■ **WHAT THE TASK REQUIRES**
Return each line of the listing below, unchanged, and omit the images.

┄┄┄┄┄┄

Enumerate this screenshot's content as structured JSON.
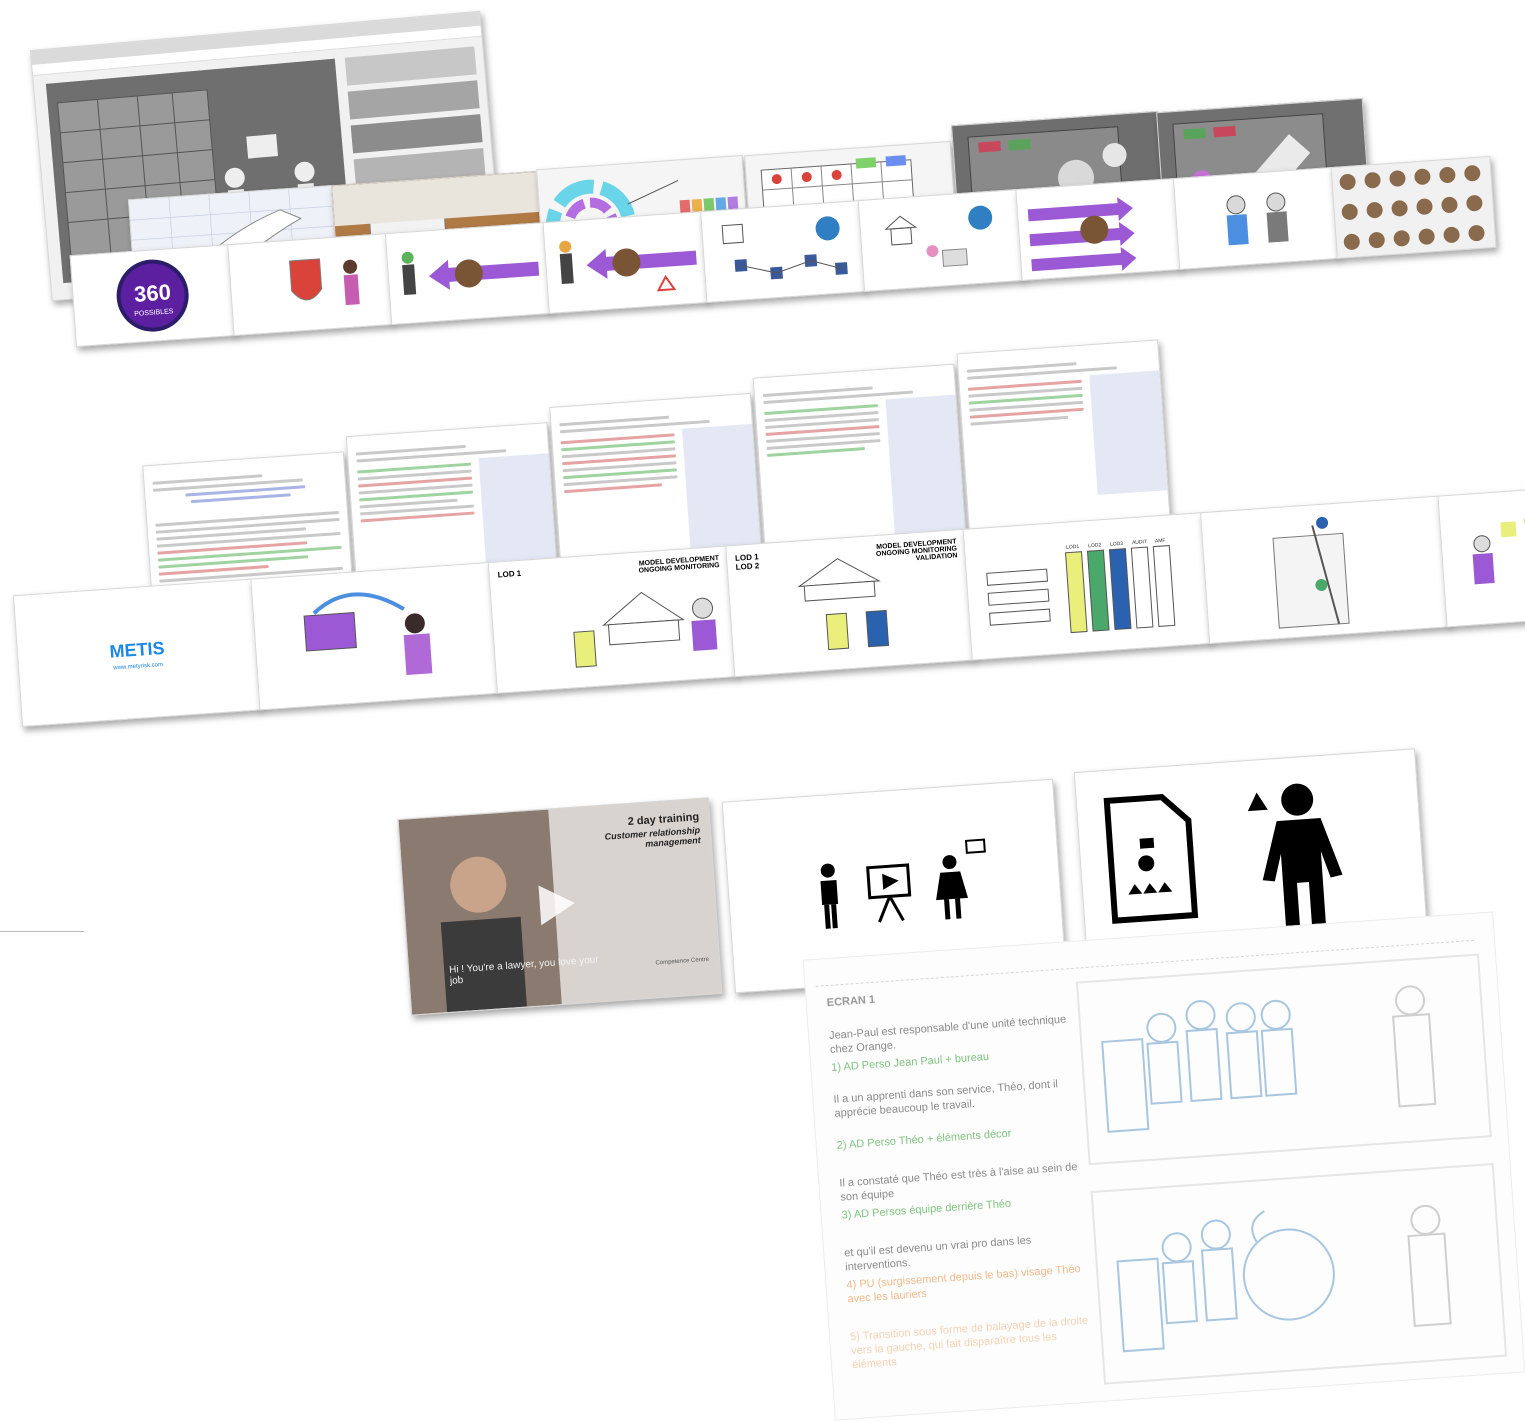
{
  "mosaic": {
    "logo_360": "360",
    "logo_possibles": "POSSIBLES",
    "metis_title": "METIS",
    "metis_url": "www.metyrisk.com",
    "lod_card1_title": "LOD 1",
    "lod_card1_caption": "MODEL DEVELOPMENT ONGOING MONITORING",
    "lod_card2_title": "LOD 1 LOD 2",
    "lod_card2_caption": "MODEL DEVELOPMENT ONGOING MONITORING VALIDATION",
    "lod_boxes": [
      "LOD1",
      "LOD2",
      "LOD3",
      "AUDIT",
      "AMF"
    ],
    "video_title": "2 day training",
    "video_subtitle": "Customer relationship management",
    "video_caption": "Hi ! You're a lawyer, you love your job",
    "video_brand": "Competence Centre",
    "storyboard": {
      "screen_label": "ECRAN 1",
      "lines": [
        {
          "text": "Jean-Paul est responsable d'une unité technique chez Orange.",
          "color": "#8a8a8a"
        },
        {
          "text": "1) AD Perso Jean Paul + bureau",
          "color": "#7fc27f"
        },
        {
          "text": "Il a un apprenti dans son service, Théo, dont il apprécie beaucoup le travail.",
          "color": "#8a8a8a"
        },
        {
          "text": "2) AD Perso Théo + éléments décor",
          "color": "#7fc27f"
        },
        {
          "text": "Il a constaté que Théo est très à l'aise au sein de son équipe",
          "color": "#8a8a8a"
        },
        {
          "text": "3) AD Persos équipe derrière Théo",
          "color": "#7fc27f"
        },
        {
          "text": "et qu'il est devenu un vrai pro dans les interventions.",
          "color": "#8a8a8a"
        },
        {
          "text": "4) PU (surgissement depuis le bas) visage Théo avec les lauriers",
          "color": "#f2b98a"
        },
        {
          "text": "5) Transition sous forme de balayage de la droite vers la gauche, qui fait disparaître tous les éléments",
          "color": "#f2b98a"
        }
      ]
    },
    "colors": {
      "purple": "#9b59d6",
      "lod_yellow": "#e9ef7a",
      "lod_green": "#4aa86a",
      "lod_blue": "#2a62b0",
      "metis_blue": "#1e88e5"
    }
  }
}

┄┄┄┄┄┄

■ **TASK RESPONSE**
Enumerate this screenshot's content as structured JSON.
{
  "mosaic": {
    "logo_360": "360",
    "logo_possibles": "POSSIBLES",
    "metis_title": "METIS",
    "metis_url": "www.metyrisk.com",
    "lod_card1_title": "LOD 1",
    "lod_card1_caption": "MODEL DEVELOPMENT ONGOING MONITORING",
    "lod_card2_title": "LOD 1 LOD 2",
    "lod_card2_caption": "MODEL DEVELOPMENT ONGOING MONITORING VALIDATION",
    "lod_boxes": [
      "LOD1",
      "LOD2",
      "LOD3",
      "AUDIT",
      "AMF"
    ],
    "video_title": "2 day training",
    "video_subtitle": "Customer relationship management",
    "video_caption": "Hi ! You're a lawyer, you love your job",
    "video_brand": "Competence Centre",
    "storyboard": {
      "screen_label": "ECRAN 1",
      "lines": [
        {
          "text": "Jean-Paul est responsable d'une unité technique chez Orange.",
          "color": "#8a8a8a"
        },
        {
          "text": "1) AD Perso Jean Paul + bureau",
          "color": "#7fc27f"
        },
        {
          "text": "Il a un apprenti dans son service, Théo, dont il apprécie beaucoup le travail.",
          "color": "#8a8a8a"
        },
        {
          "text": "2) AD Perso Théo + éléments décor",
          "color": "#7fc27f"
        },
        {
          "text": "Il a constaté que Théo est très à l'aise au sein de son équipe",
          "color": "#8a8a8a"
        },
        {
          "text": "3) AD Persos équipe derrière Théo",
          "color": "#7fc27f"
        },
        {
          "text": "et qu'il est devenu un vrai pro dans les interventions.",
          "color": "#8a8a8a"
        },
        {
          "text": "4) PU (surgissement depuis le bas) visage Théo avec les lauriers",
          "color": "#f2b98a"
        },
        {
          "text": "5) Transition sous forme de balayage de la droite vers la gauche, qui fait disparaître tous les éléments",
          "color": "#f2b98a"
        }
      ]
    },
    "colors": {
      "purple": "#9b59d6",
      "lod_yellow": "#e9ef7a",
      "lod_green": "#4aa86a",
      "lod_blue": "#2a62b0",
      "metis_blue": "#1e88e5"
    }
  }
}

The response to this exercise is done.